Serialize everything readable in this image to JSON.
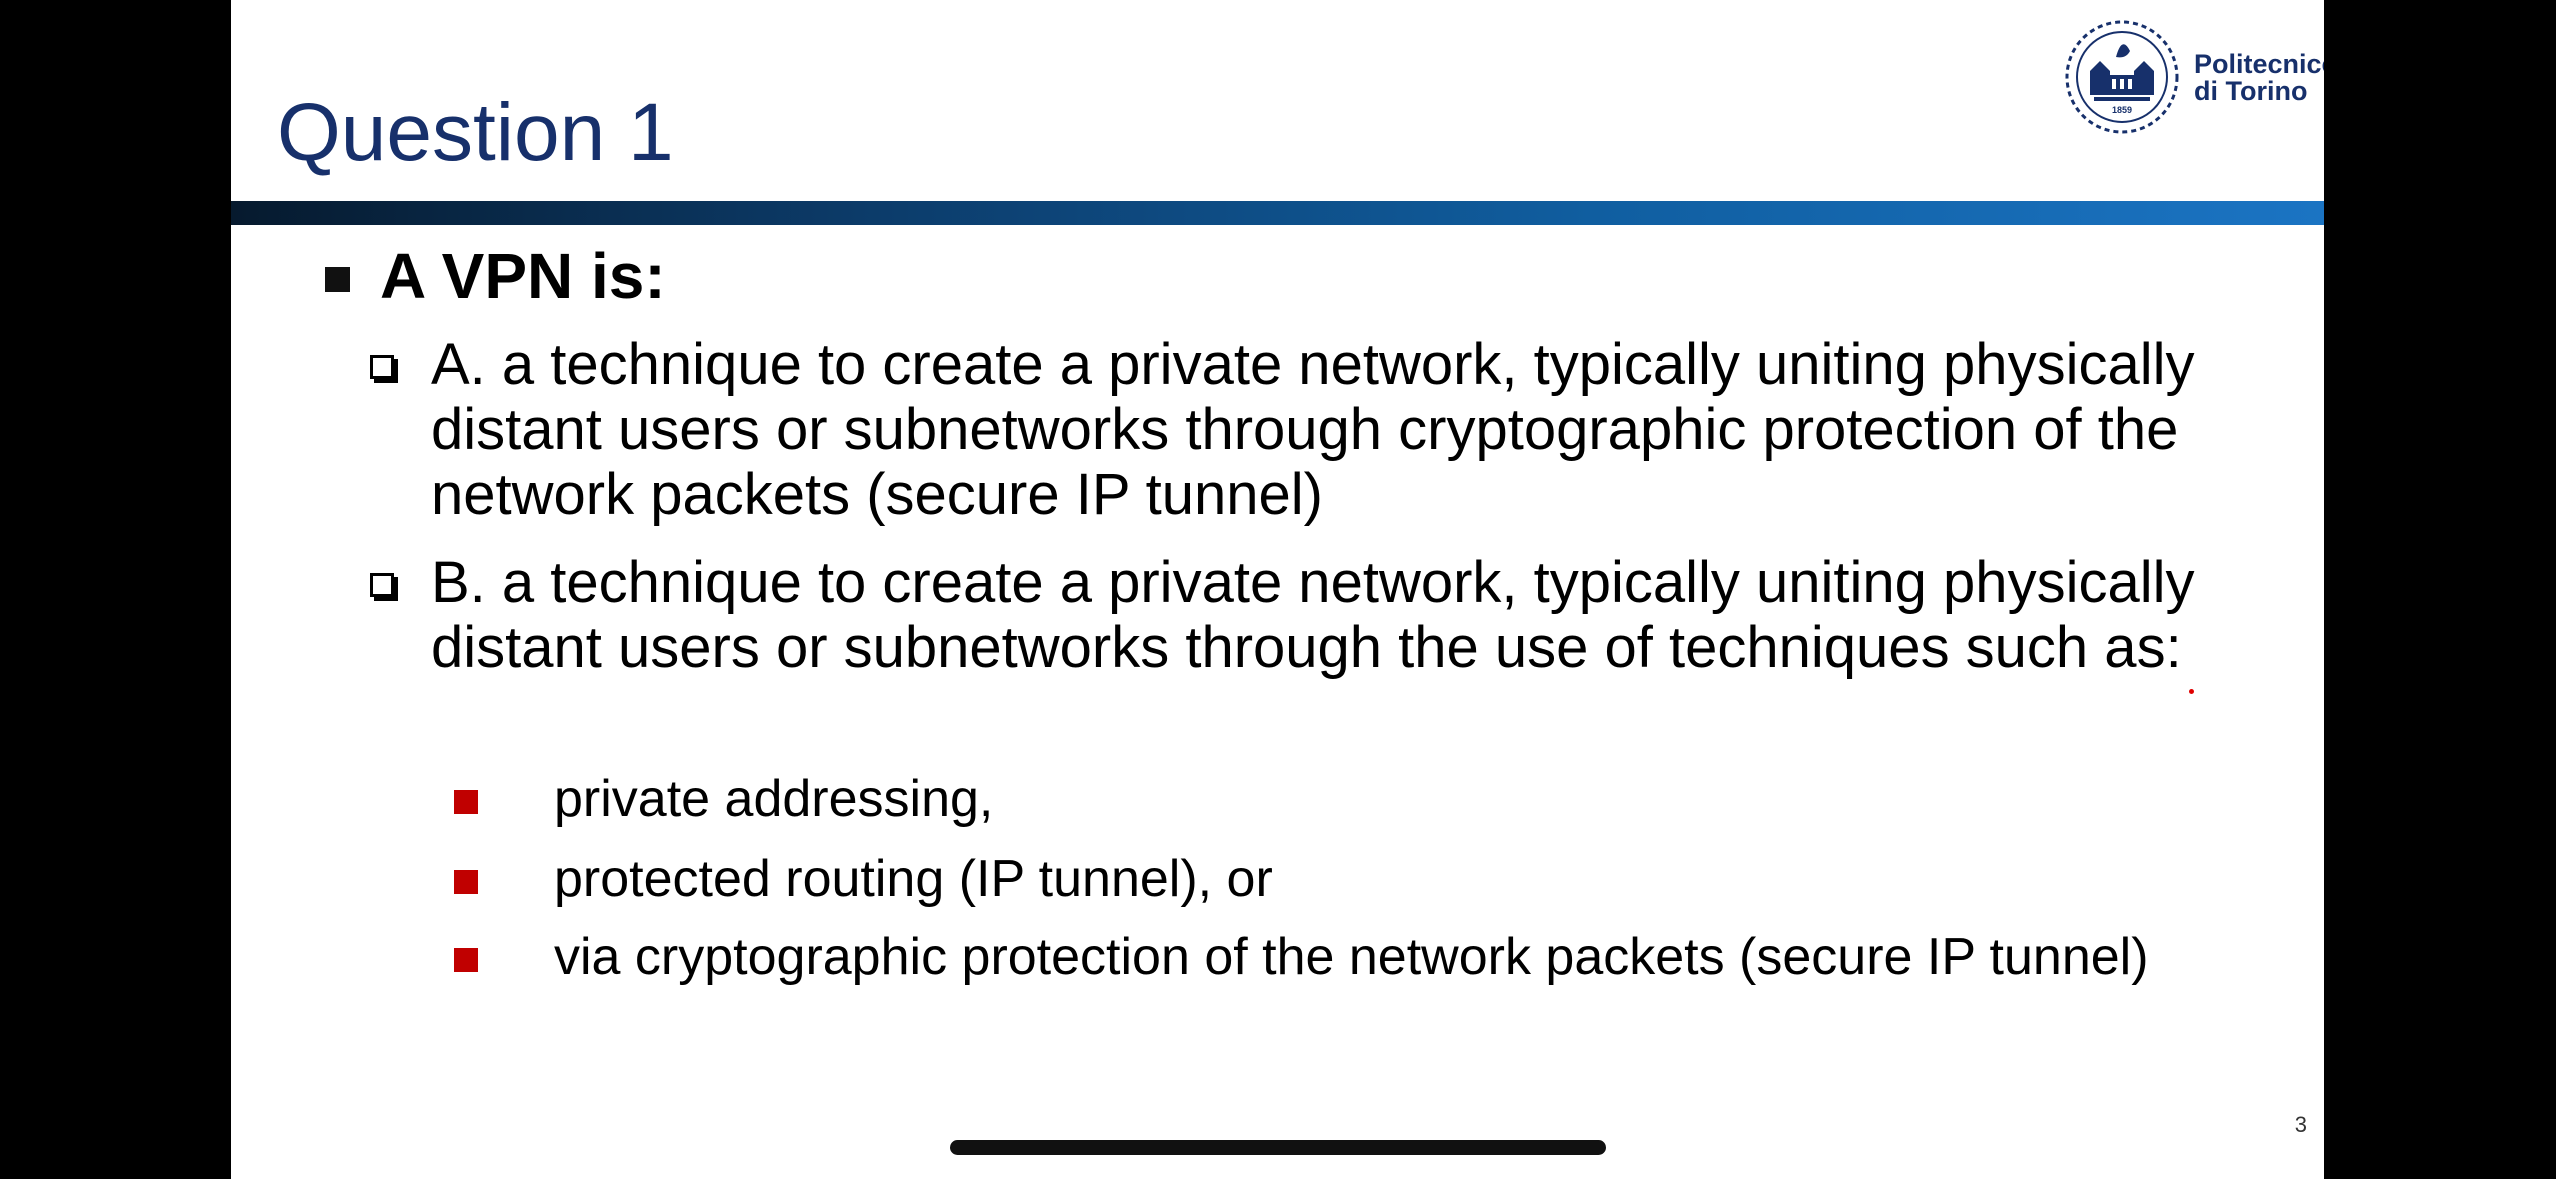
{
  "slide": {
    "title": "Question 1",
    "logo": {
      "name_line1": "Politecnico",
      "name_line2": "di Torino",
      "seal_year": "1859"
    },
    "question": "A VPN is:",
    "options": [
      {
        "text": "A. a technique to create a private network, typically uniting physically distant users or subnetworks through cryptographic protection of the network packets (secure IP tunnel)"
      },
      {
        "text": "B. a technique to create a private network, typically uniting physically distant users or subnetworks through the use of techniques such as:",
        "sub_items": [
          "private addressing,",
          "protected routing (IP tunnel), or",
          "via cryptographic protection of the network packets (secure IP tunnel)"
        ]
      }
    ],
    "page_number": "3"
  },
  "colors": {
    "title": "#17306b",
    "accent_bar": "#1b74c3",
    "sub_bullet": "#c00000",
    "background": "#000000"
  },
  "icons": {
    "logo": "politecnico-seal-icon",
    "question_bullet": "black-square-icon",
    "option_bullet": "hollow-square-shadow-icon",
    "sub_bullet": "red-square-icon"
  }
}
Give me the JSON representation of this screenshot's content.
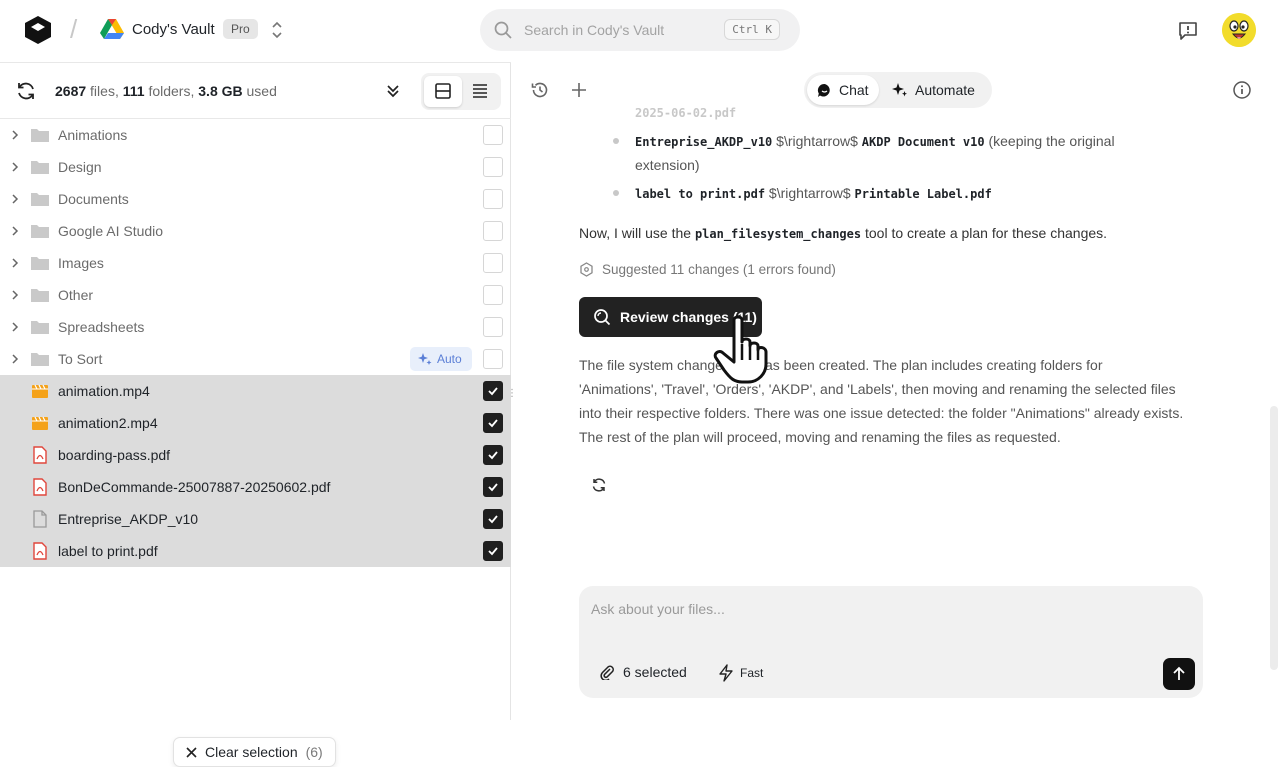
{
  "header": {
    "vault_name": "Cody's Vault",
    "plan_badge": "Pro",
    "search_placeholder": "Search in Cody's Vault",
    "search_shortcut": "Ctrl K"
  },
  "stats": {
    "files_count": "2687",
    "files_label": " files, ",
    "folders_count": "111",
    "folders_label": " folders, ",
    "size": "3.8 GB",
    "size_label": " used"
  },
  "tree": {
    "folders": [
      {
        "label": "Animations"
      },
      {
        "label": "Design"
      },
      {
        "label": "Documents"
      },
      {
        "label": "Google AI Studio"
      },
      {
        "label": "Images"
      },
      {
        "label": "Other"
      },
      {
        "label": "Spreadsheets"
      },
      {
        "label": "To Sort",
        "badge": "Auto"
      }
    ],
    "files": [
      {
        "label": "animation.mp4",
        "icon": "video-icon"
      },
      {
        "label": "animation2.mp4",
        "icon": "video-icon"
      },
      {
        "label": "boarding-pass.pdf",
        "icon": "pdf-icon"
      },
      {
        "label": "BonDeCommande-25007887-20250602.pdf",
        "icon": "pdf-icon"
      },
      {
        "label": "Entreprise_AKDP_v10",
        "icon": "file-icon"
      },
      {
        "label": "label to print.pdf",
        "icon": "pdf-icon"
      }
    ]
  },
  "clear_selection": {
    "label": "Clear selection",
    "count": "(6)"
  },
  "chat": {
    "mode_chat": "Chat",
    "mode_automate": "Automate",
    "faded_line": "2025-06-02.pdf",
    "bullet1_code": "Entreprise_AKDP_v10",
    "bullet1_arrow": " $\\rightarrow$ ",
    "bullet1_target": "AKDP Document v10",
    "bullet1_note": " (keeping the original",
    "bullet1_note2": "extension)",
    "bullet2_code": "label to print.pdf",
    "bullet2_arrow": " $\\rightarrow$ ",
    "bullet2_target": "Printable Label.pdf",
    "tool_line_pre": "Now, I will use the ",
    "tool_line_code": "plan_filesystem_changes",
    "tool_line_post": " tool to create a plan for these changes.",
    "suggested": "Suggested 11 changes (1 errors found)",
    "review_button": "Review changes (11)",
    "summary_l1": "The file system change plan has been created. The plan includes creating folders for",
    "summary_l2": "'Animations', 'Travel', 'Orders', 'AKDP', and 'Labels', then moving and renaming the selected files",
    "summary_l3": "into their respective folders. There was one issue detected: the folder \"Animations\" already exists.",
    "summary_l4": "The rest of the plan will proceed, moving and renaming the files as requested."
  },
  "composer": {
    "placeholder": "Ask about your files...",
    "attachments": "6 selected",
    "speed": "Fast"
  },
  "colors": {
    "accent": "#5b7fd6",
    "selected_row": "#dcdcdc",
    "dark": "#222222"
  }
}
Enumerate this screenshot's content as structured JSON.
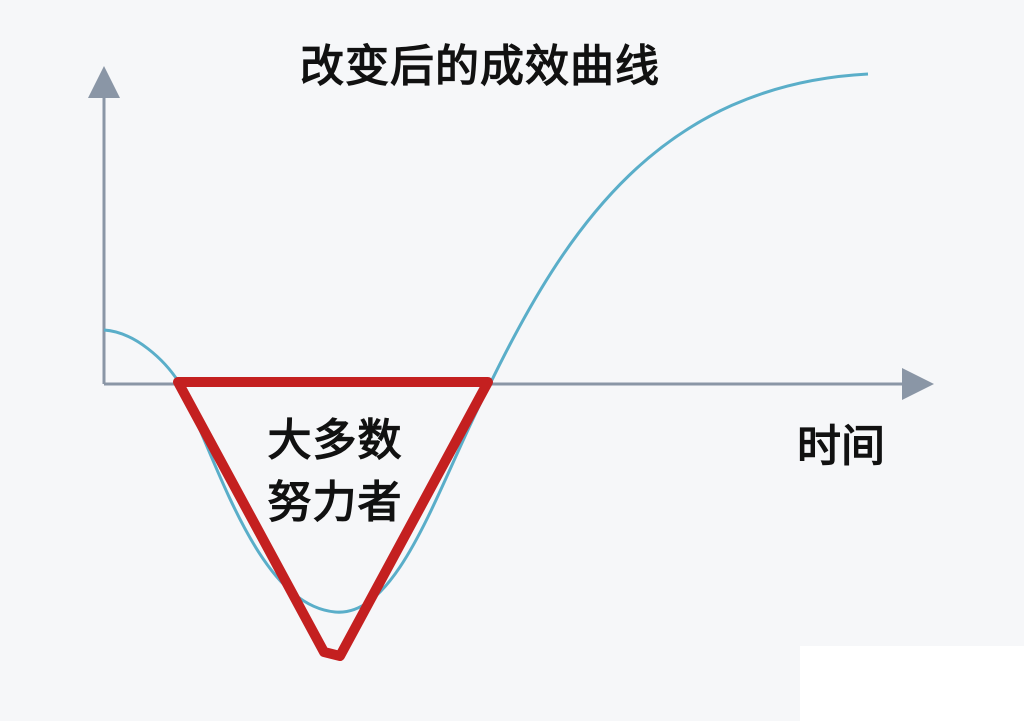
{
  "diagram": {
    "title": "改变后的成效曲线",
    "x_axis_label": "时间",
    "annotation_lines": [
      "大多数",
      "努力者"
    ],
    "colors": {
      "background": "#f6f7f9",
      "curve": "#5aaec9",
      "axis": "#8a96a6",
      "triangle": "#c42020",
      "text": "#111111"
    }
  }
}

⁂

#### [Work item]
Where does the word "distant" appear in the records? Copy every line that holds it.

#### [Solution to the problem]
        "text": "A. a technique to create a private network, typically uniting physically distant users or subnetworks through cryptographic protection of the network packets (secure IP tunnel)"
        "text": "B. a technique to create a private network, typically uniting physically distant users or subnetworks through the use of techniques such as:",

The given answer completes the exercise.